Input data:
┄┄┄┄┄┄

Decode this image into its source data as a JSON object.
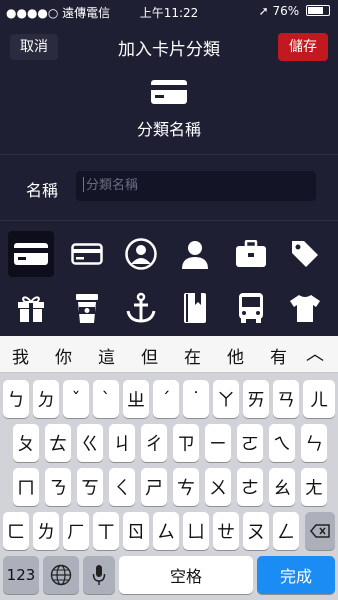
{
  "status": {
    "carrier": "●●●●○ 遠傳電信",
    "time": "上午11:22",
    "battery": "76%",
    "battery_level": 0.76
  },
  "nav": {
    "cancel": "取消",
    "title": "加入卡片分類",
    "save": "儲存"
  },
  "hero": {
    "label": "分類名稱",
    "icon": "credit-card-icon"
  },
  "name_field": {
    "label": "名稱",
    "placeholder": "分類名稱"
  },
  "icons": {
    "row1": [
      "credit-card-icon",
      "credit-card-outline-icon",
      "person-circle-icon",
      "person-icon",
      "briefcase-icon",
      "tag-icon"
    ],
    "row2": [
      "gift-icon",
      "coffee-cup-icon",
      "anchor-icon",
      "book-icon",
      "bus-icon",
      "tshirt-icon"
    ],
    "selected": "credit-card-icon"
  },
  "keyboard": {
    "candidates": [
      "我",
      "你",
      "這",
      "但",
      "在",
      "他",
      "有"
    ],
    "row1": [
      "ㄅ",
      "ㄉ",
      "ˇ",
      "ˋ",
      "ㄓ",
      "ˊ",
      "˙",
      "ㄚ",
      "ㄞ",
      "ㄢ",
      "ㄦ"
    ],
    "row2": [
      "ㄆ",
      "ㄊ",
      "ㄍ",
      "ㄐ",
      "ㄔ",
      "ㄗ",
      "ㄧ",
      "ㄛ",
      "ㄟ",
      "ㄣ"
    ],
    "row3": [
      "ㄇ",
      "ㄋ",
      "ㄎ",
      "ㄑ",
      "ㄕ",
      "ㄘ",
      "ㄨ",
      "ㄜ",
      "ㄠ",
      "ㄤ"
    ],
    "row4": [
      "ㄈ",
      "ㄌ",
      "ㄏ",
      "ㄒ",
      "ㄖ",
      "ㄙ",
      "ㄩ",
      "ㄝ",
      "ㄡ",
      "ㄥ"
    ],
    "num": "123",
    "space": "空格",
    "done": "完成"
  }
}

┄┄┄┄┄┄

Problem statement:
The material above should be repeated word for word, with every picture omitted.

The completed task:
Decode this image into its source data as a JSON object.
{
  "status": {
    "carrier": "●●●●○ 遠傳電信",
    "time": "上午11:22",
    "battery": "76%",
    "battery_level": 0.76
  },
  "nav": {
    "cancel": "取消",
    "title": "加入卡片分類",
    "save": "儲存"
  },
  "hero": {
    "label": "分類名稱",
    "icon": "credit-card-icon"
  },
  "name_field": {
    "label": "名稱",
    "placeholder": "分類名稱"
  },
  "icons": {
    "row1": [
      "credit-card-icon",
      "credit-card-outline-icon",
      "person-circle-icon",
      "person-icon",
      "briefcase-icon",
      "tag-icon"
    ],
    "row2": [
      "gift-icon",
      "coffee-cup-icon",
      "anchor-icon",
      "book-icon",
      "bus-icon",
      "tshirt-icon"
    ],
    "selected": "credit-card-icon"
  },
  "keyboard": {
    "candidates": [
      "我",
      "你",
      "這",
      "但",
      "在",
      "他",
      "有"
    ],
    "row1": [
      "ㄅ",
      "ㄉ",
      "ˇ",
      "ˋ",
      "ㄓ",
      "ˊ",
      "˙",
      "ㄚ",
      "ㄞ",
      "ㄢ",
      "ㄦ"
    ],
    "row2": [
      "ㄆ",
      "ㄊ",
      "ㄍ",
      "ㄐ",
      "ㄔ",
      "ㄗ",
      "ㄧ",
      "ㄛ",
      "ㄟ",
      "ㄣ"
    ],
    "row3": [
      "ㄇ",
      "ㄋ",
      "ㄎ",
      "ㄑ",
      "ㄕ",
      "ㄘ",
      "ㄨ",
      "ㄜ",
      "ㄠ",
      "ㄤ"
    ],
    "row4": [
      "ㄈ",
      "ㄌ",
      "ㄏ",
      "ㄒ",
      "ㄖ",
      "ㄙ",
      "ㄩ",
      "ㄝ",
      "ㄡ",
      "ㄥ"
    ],
    "num": "123",
    "space": "空格",
    "done": "完成"
  }
}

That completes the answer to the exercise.